By Becky Dimock / Edited by Samantha Bellerose, B.Ed, Dip.Dance(Performing Arts)

The Bournonville method, created in the Romantic era of ballet, was created by the Danish dancer and choreographer, August Bournonville in the mid-1800’s.  This style of ballet is known for small, fast footwork (bravura), emphasized by movements of the torso, arms, and head in the direction of the feet (epaulement).  Additionally, Bournonville ballets require a lot of acting and mime work.

The Bournonville method, created in the Romantic era of ballet, was created by the Danish dancer and choreographer, August Bournonville in the mid-1800’s.  This style of ballet is known for small, fast footwork (bravura), emphasized by movements of the torso, arms, and head in the direction of the feet (epaulement).  Additionally, Bournonville ballets require a lot of acting and mime work.  Its creation was possible because of new kinds of costumes (in particular, the empire waistline) and shoes (including pointe shoes).  These innovations allowed for a much wider range of movement and dancing en pointe gave the appearance of lightness.  This was also a time when Port de Bras was improved; creating more graceful arm movements.  

Another unique quality of Bournonville’s ballets, and possibly one reason why these ballets have survived, is that they challenged male dancers as much as they challenged female dancers. 

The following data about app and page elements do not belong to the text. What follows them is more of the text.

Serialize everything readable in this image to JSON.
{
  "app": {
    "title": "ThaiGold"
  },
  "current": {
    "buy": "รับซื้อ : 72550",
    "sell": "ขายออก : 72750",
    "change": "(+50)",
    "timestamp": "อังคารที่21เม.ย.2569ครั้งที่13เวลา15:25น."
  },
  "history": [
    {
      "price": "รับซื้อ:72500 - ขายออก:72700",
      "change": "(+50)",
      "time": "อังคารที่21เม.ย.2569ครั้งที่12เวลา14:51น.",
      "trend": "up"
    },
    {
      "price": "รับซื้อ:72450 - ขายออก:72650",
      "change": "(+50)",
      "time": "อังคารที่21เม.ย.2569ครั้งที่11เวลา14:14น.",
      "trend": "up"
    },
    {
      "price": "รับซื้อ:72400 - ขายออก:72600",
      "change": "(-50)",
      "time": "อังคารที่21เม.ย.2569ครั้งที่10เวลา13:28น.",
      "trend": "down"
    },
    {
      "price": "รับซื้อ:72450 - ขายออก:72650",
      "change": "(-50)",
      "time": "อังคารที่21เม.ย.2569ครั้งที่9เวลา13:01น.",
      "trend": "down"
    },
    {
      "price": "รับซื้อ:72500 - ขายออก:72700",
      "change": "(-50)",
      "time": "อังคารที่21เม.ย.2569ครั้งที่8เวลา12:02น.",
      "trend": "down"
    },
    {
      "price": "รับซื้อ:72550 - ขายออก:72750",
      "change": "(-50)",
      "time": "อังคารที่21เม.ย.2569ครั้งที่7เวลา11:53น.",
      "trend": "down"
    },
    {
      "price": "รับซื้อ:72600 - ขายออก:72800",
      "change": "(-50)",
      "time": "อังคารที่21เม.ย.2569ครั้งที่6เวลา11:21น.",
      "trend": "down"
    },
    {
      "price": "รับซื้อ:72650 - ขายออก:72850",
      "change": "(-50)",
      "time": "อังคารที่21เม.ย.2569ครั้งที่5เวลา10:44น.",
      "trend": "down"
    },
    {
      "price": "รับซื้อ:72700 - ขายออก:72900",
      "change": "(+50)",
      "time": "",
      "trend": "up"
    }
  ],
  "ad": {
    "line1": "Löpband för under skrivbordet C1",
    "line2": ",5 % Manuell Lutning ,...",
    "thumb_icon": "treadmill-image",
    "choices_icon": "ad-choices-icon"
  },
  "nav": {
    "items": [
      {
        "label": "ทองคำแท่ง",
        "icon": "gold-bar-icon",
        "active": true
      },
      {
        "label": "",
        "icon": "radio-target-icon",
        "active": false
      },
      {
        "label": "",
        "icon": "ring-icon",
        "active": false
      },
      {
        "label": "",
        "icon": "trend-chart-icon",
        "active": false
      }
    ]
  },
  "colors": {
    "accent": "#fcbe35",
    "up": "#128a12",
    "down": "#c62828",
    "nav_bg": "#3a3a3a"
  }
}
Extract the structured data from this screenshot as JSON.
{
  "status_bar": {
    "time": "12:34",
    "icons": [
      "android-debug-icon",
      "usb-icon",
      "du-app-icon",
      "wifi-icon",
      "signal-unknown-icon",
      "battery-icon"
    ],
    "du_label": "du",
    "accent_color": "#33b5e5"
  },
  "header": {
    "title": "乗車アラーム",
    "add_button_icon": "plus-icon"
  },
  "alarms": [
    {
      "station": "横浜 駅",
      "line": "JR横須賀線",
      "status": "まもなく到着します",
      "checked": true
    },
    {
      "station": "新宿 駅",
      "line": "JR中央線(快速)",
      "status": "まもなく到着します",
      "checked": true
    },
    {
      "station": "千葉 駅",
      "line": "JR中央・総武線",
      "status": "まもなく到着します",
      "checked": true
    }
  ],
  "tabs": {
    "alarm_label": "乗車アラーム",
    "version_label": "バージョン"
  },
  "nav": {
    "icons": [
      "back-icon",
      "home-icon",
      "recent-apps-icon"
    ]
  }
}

Bournonville studied ballet under his father, Antoine Bournonville, and then continued his studies in Paris.  He returned to Copenhagen to take up the post of soloist and choreographer for the Royal Danish Ballet.

While his ballets were choreographed in Copenhagen, the subjects and storylines almost always derived from his travels across Europe.  Not only did he use themes from his tours, but he also integrated the styles of national dances into his ballets.  You can see influences from many countries, such as Spain, Norway, and Italy in his ballets. In particular, the tarantella is said to have been the inspiration for what has probably become his most famous ballet, Napoli.

August Bournonville was a prolific choreographer; creating 63 ballets, with some of his most popular  ballets still being performed today.  His works include Napoli,  Flower Festival in Genzano, and La Sylphide (Sylfiden).  Therefore, any ballet student must be prepared to perform in this style.  Variations from Bournonville ballets are a favorite with summer intensives, and many professional companies have at least one Bournonville ballet in their repertoire.  While a studio won’t likely focus on this method, you can learn about it by watching videos of the ballets. 

This page is just one of hundreds of definitions of the many styles and genres of dance. This library is being continually added to by the writers and contributors of Dance Parent 101!

About the Author

Becky Dimock

Becky Dimock is an accidental dance mom; falling into the role when her two daughters joined a very small studio. However, she wanted to do whatever she could to be involved with her daughters and help out the studio, so she volunteered wherever she could; eventually becoming the parent volunteer coordinator, while helping out sewing costumes. When the studio closed and they moved to a new studio, she became the costume manager; sewing all the costumes; from tutus to booty shorts. She continues to help the studio in any way she can.